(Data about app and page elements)
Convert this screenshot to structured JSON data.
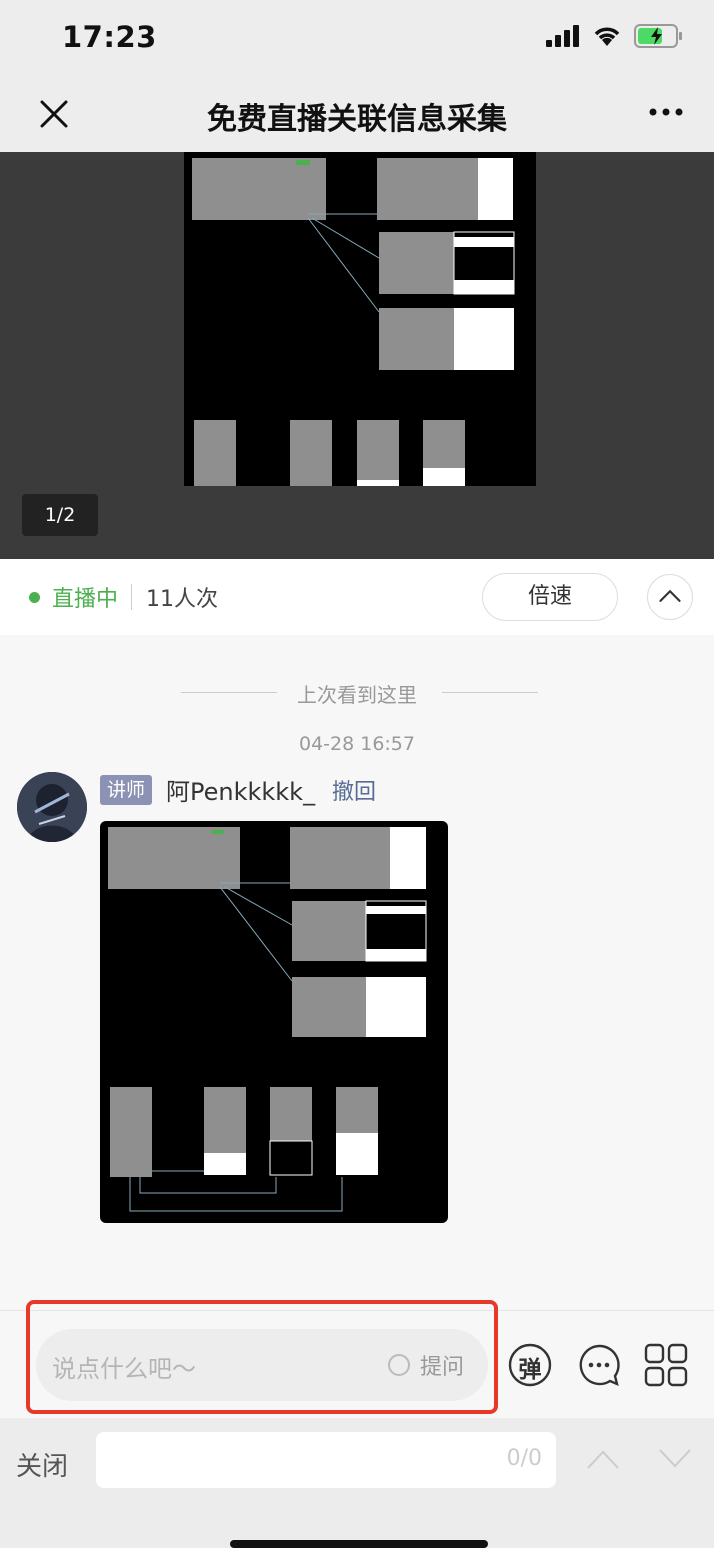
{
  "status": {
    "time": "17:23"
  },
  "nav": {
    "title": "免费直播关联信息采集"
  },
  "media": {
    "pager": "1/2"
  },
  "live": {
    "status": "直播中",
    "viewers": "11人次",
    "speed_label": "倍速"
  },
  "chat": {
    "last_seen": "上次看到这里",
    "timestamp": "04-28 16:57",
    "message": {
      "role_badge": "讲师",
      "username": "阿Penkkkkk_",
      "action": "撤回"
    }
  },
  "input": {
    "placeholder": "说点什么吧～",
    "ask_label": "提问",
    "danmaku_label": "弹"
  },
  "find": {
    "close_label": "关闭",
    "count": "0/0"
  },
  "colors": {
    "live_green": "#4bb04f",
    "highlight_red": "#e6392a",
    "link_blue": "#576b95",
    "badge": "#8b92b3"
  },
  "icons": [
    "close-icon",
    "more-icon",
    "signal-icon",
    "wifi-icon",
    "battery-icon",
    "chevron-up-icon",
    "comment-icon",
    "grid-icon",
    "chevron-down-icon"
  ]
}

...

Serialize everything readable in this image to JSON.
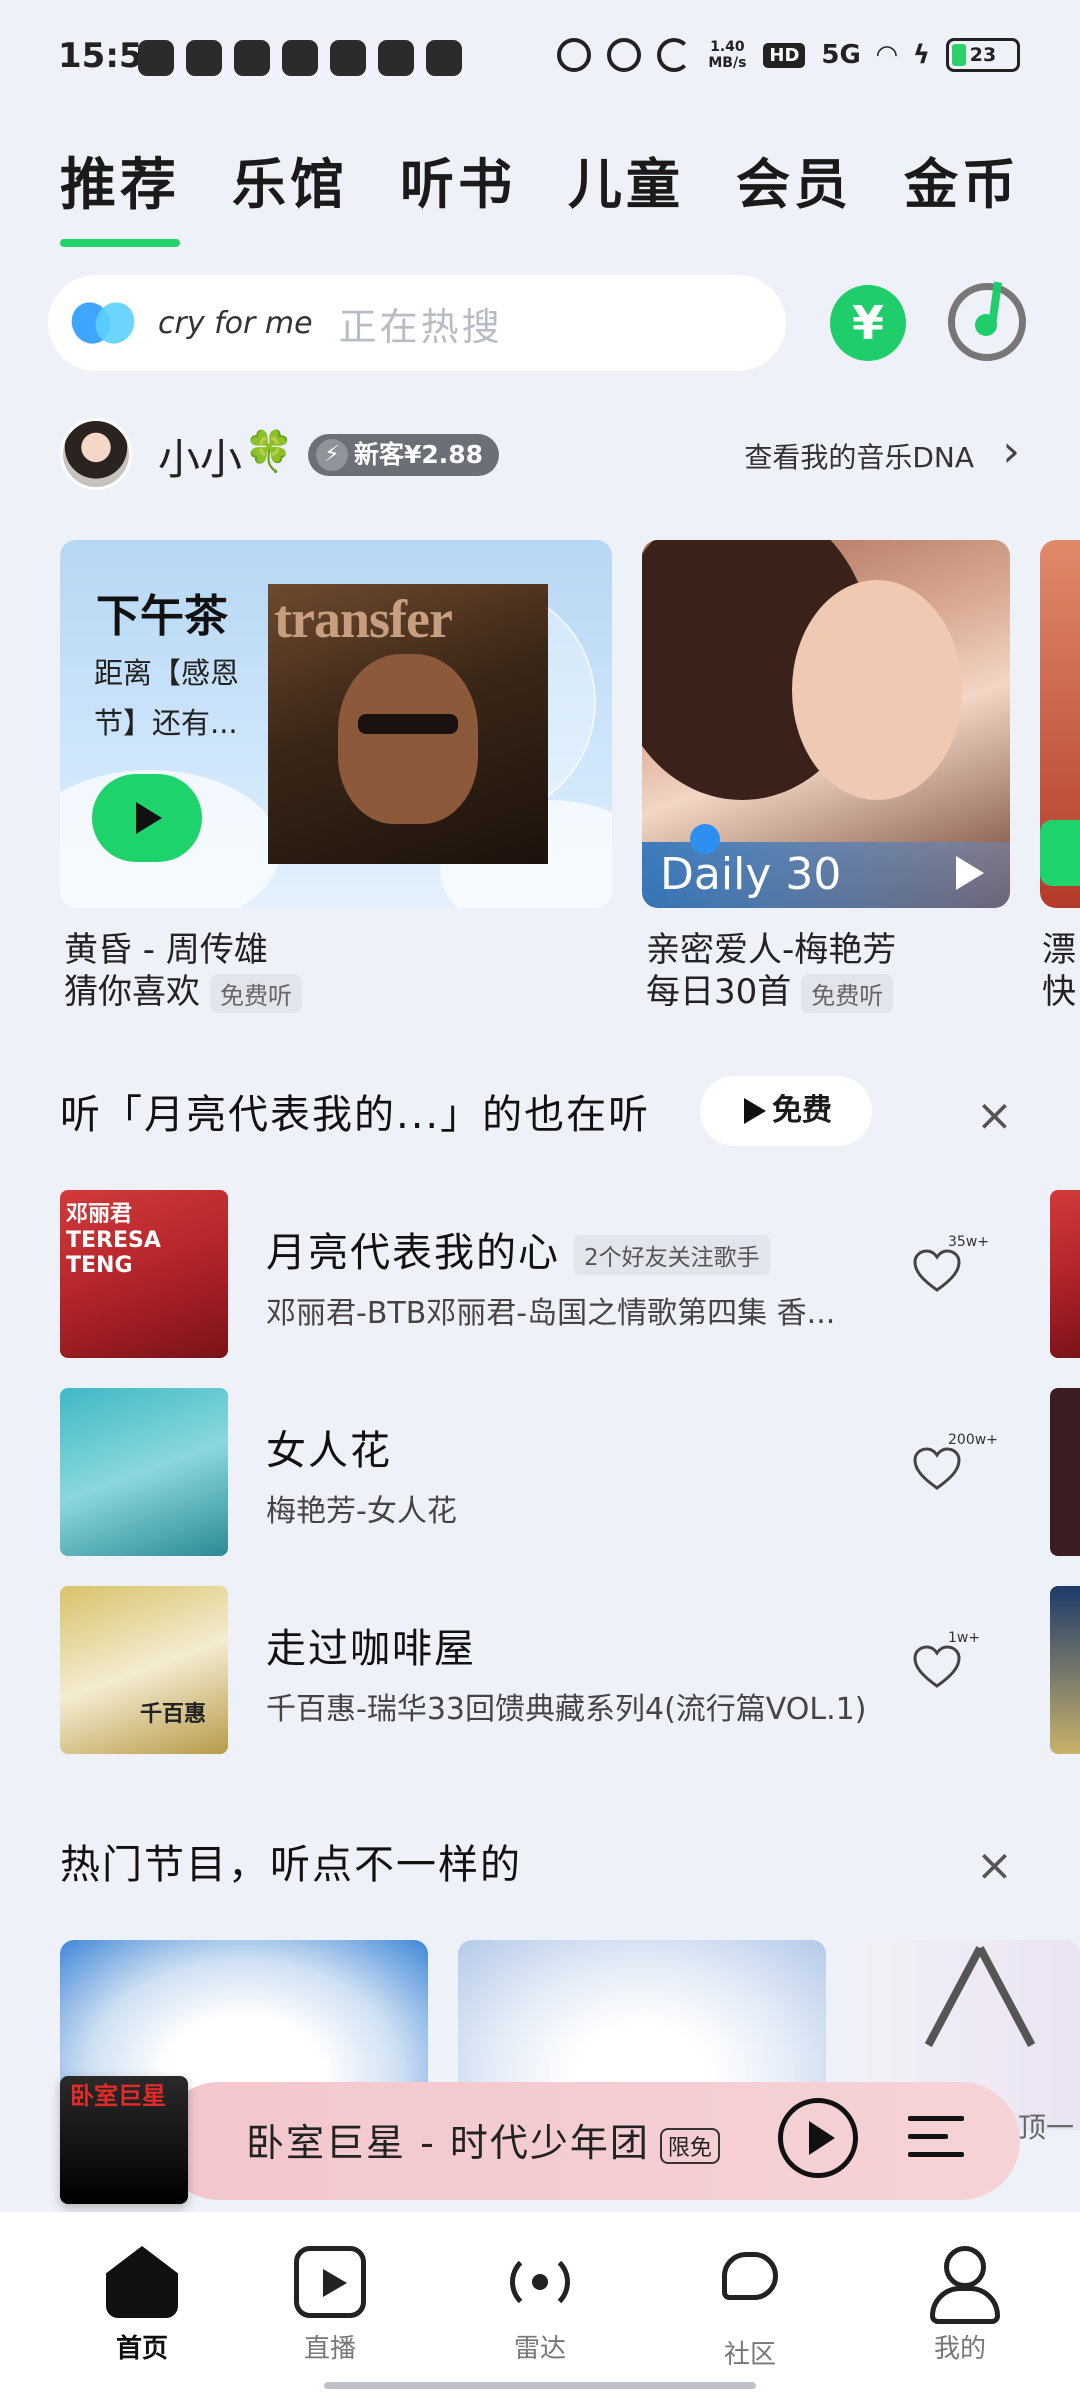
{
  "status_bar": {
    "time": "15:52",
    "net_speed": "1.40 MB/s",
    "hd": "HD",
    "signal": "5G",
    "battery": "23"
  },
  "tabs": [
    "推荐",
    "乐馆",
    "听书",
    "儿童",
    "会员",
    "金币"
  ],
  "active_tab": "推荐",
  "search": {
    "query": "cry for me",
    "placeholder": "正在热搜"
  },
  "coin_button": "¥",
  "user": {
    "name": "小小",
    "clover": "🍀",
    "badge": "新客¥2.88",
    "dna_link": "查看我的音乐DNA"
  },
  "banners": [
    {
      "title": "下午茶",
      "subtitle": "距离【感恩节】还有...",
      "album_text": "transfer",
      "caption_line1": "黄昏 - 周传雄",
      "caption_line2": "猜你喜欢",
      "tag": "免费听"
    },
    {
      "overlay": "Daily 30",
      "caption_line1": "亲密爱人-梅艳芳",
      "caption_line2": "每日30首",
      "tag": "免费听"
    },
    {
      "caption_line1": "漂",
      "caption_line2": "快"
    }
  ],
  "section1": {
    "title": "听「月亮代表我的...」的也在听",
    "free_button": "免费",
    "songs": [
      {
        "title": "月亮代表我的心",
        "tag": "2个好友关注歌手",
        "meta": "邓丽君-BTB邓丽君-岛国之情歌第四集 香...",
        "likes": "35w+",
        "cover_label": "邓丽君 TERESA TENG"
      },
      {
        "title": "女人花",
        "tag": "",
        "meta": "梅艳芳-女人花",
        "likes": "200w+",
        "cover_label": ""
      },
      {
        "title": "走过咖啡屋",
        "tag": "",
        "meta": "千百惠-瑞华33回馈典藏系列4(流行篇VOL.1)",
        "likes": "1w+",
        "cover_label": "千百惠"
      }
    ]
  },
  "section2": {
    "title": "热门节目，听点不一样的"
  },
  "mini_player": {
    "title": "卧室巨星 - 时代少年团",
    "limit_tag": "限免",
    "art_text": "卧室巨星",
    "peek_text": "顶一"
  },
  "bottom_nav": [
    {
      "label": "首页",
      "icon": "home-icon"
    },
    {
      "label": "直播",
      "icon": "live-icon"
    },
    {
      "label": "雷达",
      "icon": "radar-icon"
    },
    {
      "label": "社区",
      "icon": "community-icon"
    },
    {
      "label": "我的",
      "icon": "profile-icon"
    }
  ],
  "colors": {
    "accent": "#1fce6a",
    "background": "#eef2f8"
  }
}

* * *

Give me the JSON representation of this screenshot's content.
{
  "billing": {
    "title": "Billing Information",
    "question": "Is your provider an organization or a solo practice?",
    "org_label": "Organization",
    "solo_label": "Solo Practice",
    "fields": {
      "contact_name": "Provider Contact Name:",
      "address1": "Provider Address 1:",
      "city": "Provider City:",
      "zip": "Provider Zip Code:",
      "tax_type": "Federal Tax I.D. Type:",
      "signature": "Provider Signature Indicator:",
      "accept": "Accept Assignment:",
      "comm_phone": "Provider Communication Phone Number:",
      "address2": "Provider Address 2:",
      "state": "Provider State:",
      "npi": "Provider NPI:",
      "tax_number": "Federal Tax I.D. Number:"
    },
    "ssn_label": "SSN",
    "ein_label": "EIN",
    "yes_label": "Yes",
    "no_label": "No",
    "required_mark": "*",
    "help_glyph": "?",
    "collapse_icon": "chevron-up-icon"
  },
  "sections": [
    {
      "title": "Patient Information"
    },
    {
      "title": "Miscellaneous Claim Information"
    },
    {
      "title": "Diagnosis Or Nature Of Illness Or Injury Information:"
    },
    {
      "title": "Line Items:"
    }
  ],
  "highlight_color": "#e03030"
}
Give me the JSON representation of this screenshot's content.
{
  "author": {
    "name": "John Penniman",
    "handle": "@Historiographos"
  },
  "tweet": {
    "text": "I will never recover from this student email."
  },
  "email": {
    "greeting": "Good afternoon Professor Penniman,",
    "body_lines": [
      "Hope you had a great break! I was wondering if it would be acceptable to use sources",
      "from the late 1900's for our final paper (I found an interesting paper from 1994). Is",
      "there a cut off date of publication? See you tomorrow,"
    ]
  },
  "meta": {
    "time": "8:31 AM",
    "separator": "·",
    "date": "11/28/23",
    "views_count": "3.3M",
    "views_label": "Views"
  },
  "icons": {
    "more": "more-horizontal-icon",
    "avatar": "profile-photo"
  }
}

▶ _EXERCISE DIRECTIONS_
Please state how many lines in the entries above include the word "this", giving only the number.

▶ _EXPECTED ANSWER_
5